In recent years, bear bagging has received significant scrutiny for its ineffectiveness.[10] In alpine environments there are often not sufficient trees and smaller trees have been damaged by ropes rubbing over bark. Bear bagging can also be dangerous and resulted in a camper's death in 2011.[11] Bears are also effective climbers who climb trees to retrieve hung food or bite through ropes.

In many areas, such as Yosemite National Park, The Maroon Bells-Snowmass Wilderness, and Denali National Park land managers have deemed bear bagging ineffective and made it illegal.[12][13][14]

Product failure[edit]

Yellow-Yellow, a wild 125-pound black bear in the Adirondacks near North Elba, New York, figured out how to open several models of polypropylene and polycarbonate bear canisters.[15] Yellow-Yellow was killed by a hunter in the fall of 2012.[16]

References[edit]

  1. ^ a b REI. "Bear Canister Basics - REI Expert Advice". www.rei.com. Retrieved 2016-04-26.
  2. ^ Robinson, Drew (2015-09-06). "Gear Review Bear Canister Faceoff: The BearVault BV500 vs The Garcia". Trail to Peak.
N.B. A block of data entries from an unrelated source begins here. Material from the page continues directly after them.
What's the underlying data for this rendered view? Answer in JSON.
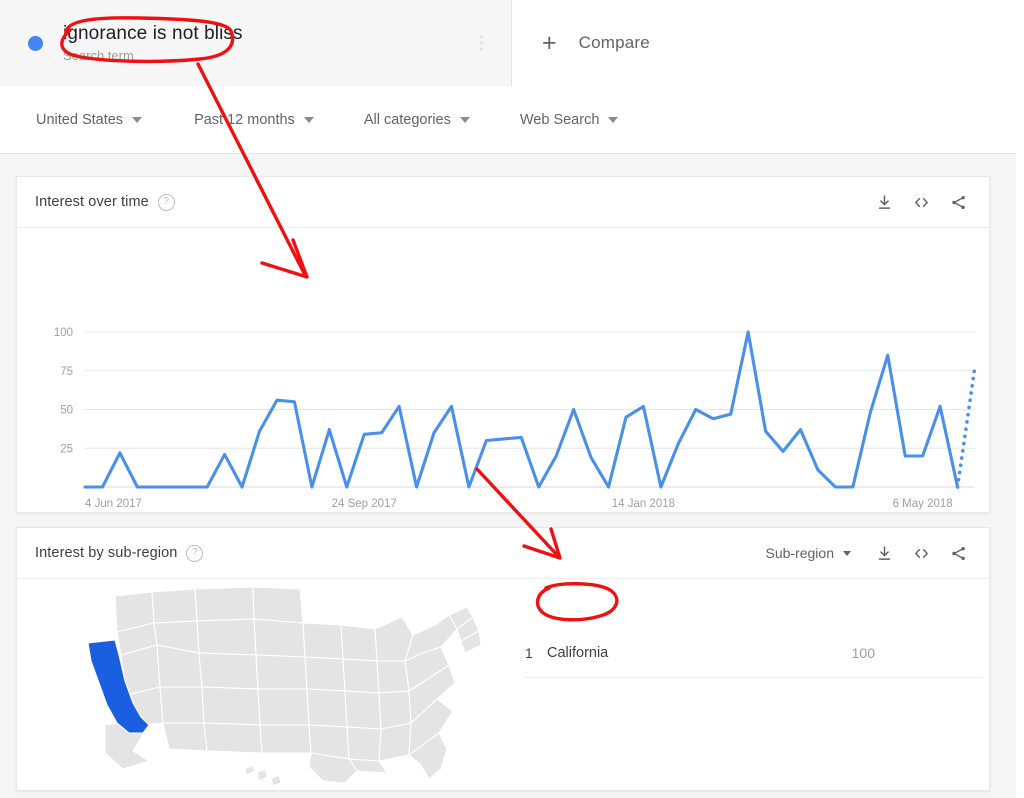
{
  "search_term": {
    "label": "ignorance is not bliss",
    "sublabel": "Search term",
    "dot_color": "#4285f4",
    "menu_icon": "more-vert-icon"
  },
  "compare": {
    "label": "Compare",
    "plus_icon": "plus-icon"
  },
  "filters": [
    {
      "label": "United States",
      "icon": "chevron-down-icon"
    },
    {
      "label": "Past 12 months",
      "icon": "chevron-down-icon"
    },
    {
      "label": "All categories",
      "icon": "chevron-down-icon"
    },
    {
      "label": "Web Search",
      "icon": "chevron-down-icon"
    }
  ],
  "interest_over_time": {
    "title": "Interest over time",
    "help_icon": "help-circle-icon",
    "actions": [
      {
        "name": "download-icon",
        "label": "Download"
      },
      {
        "name": "embed-icon",
        "label": "Embed"
      },
      {
        "name": "share-icon",
        "label": "Share"
      }
    ]
  },
  "interest_by_subregion": {
    "title": "Interest by sub-region",
    "help_icon": "help-circle-icon",
    "select_label": "Sub-region",
    "select_icon": "chevron-down-icon",
    "actions": [
      {
        "name": "download-icon",
        "label": "Download"
      },
      {
        "name": "embed-icon",
        "label": "Embed"
      },
      {
        "name": "share-icon",
        "label": "Share"
      }
    ],
    "rows": [
      {
        "rank": "1",
        "name": "California",
        "value": "100",
        "percent": 100
      }
    ],
    "map": {
      "highlighted_region": "California",
      "highlight_color": "#1a5fe0",
      "base_color": "#e4e4e4"
    }
  },
  "chart_data": {
    "type": "line",
    "title": "Interest over time",
    "xlabel": "",
    "ylabel": "",
    "ylim": [
      0,
      100
    ],
    "yticks": [
      25,
      50,
      75,
      100
    ],
    "grid": true,
    "legend": false,
    "line_color": "#4a90e8",
    "tick_labels": [
      "4 Jun 2017",
      "24 Sep 2017",
      "14 Jan 2018",
      "6 May 2018"
    ],
    "tick_positions": [
      0,
      16,
      32,
      48
    ],
    "partial_data_dotted_tail": true,
    "values": [
      0,
      0,
      22,
      0,
      0,
      0,
      0,
      0,
      21,
      0,
      36,
      56,
      55,
      0,
      37,
      0,
      34,
      35,
      52,
      0,
      35,
      52,
      0,
      30,
      31,
      32,
      0,
      20,
      50,
      19,
      0,
      45,
      52,
      0,
      28,
      50,
      44,
      47,
      100,
      36,
      23,
      37,
      11,
      0,
      0,
      48,
      85,
      20,
      20,
      52,
      0,
      78
    ]
  },
  "annotations": [
    {
      "name": "term-circle",
      "type": "ellipse",
      "color": "#ee1111"
    },
    {
      "name": "arrow-to-chart",
      "type": "arrow",
      "color": "#ee1111"
    },
    {
      "name": "arrow-to-california",
      "type": "arrow",
      "color": "#ee1111"
    },
    {
      "name": "california-circle",
      "type": "ellipse",
      "color": "#ee1111"
    }
  ]
}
Retrieved 2021-08-19.
  3. ^ "Interview with Ursack CEO: Yosemite food regs, lobbying, & new products". Andrew Skurka. 2016-09-20. Retrieved 2021-09-30.
  4. ^ "Trails". BearVault®. Retrieved 2021-08-19.
  5. ^ Us, Phone: 209/372-0200 Contact. "Bears and Food Storage - Yosemite National Park (U.S. National Park Service)". www.nps.gov. Retrieved 2021-08-20.
  6. ^ "Canister Zoo Test". 24 July 2002. Archived from the original on 16 September 2008.
  7. ^ "Interagency Grizzly Bear Committee Bear-Resistant Products Testing Program Testing Protocol For the 2020 Testing Season" (PDF). 2020.
  8. ^ Bear Resistant Canisters FAQs Archived July 14, 2012, at the Wayback Machine from the New York State Department of Environmental Conservation
  9. ^ "How to Hang a Bear Bag". Washington Trails Association. Retrieved 2021-09-30.
  10. ^ "Ineffective & outdated: Six reasons to not hang a bear bag". Andrew Skurka. 2019-01-10. Retrieved 2021-09-30.
  11. ^ reporters, Sue Ter Maat and John Keilman, Tribune. "Lake Forest teen dies in Wyoming wilderness". chicagotribune.com. Retrieved 2021-09-30.
  12. ^ Bears and Food Storage from the Yosemite National Park official website
  13. ^ "Trails". BearVault®. Retrieved 2021-09-30.
  14. ^ "Maroon Bells-Snowmass Wilderness - White River". USDA.
  15. ^ Foderaro, Lisa W. (July 24, 2009). "Bear-Proof Can Is Pop-Top Picnic for a Crafty Thief". The New York Times. Retrieved 2009-07-25.
  16. ^ "A Yellow-Yellow Obituary -". The Adirondack Almanack. 2012-11-14. Retrieved 2021-08-23.

External links[edit]

Appalachiantrail.org/bears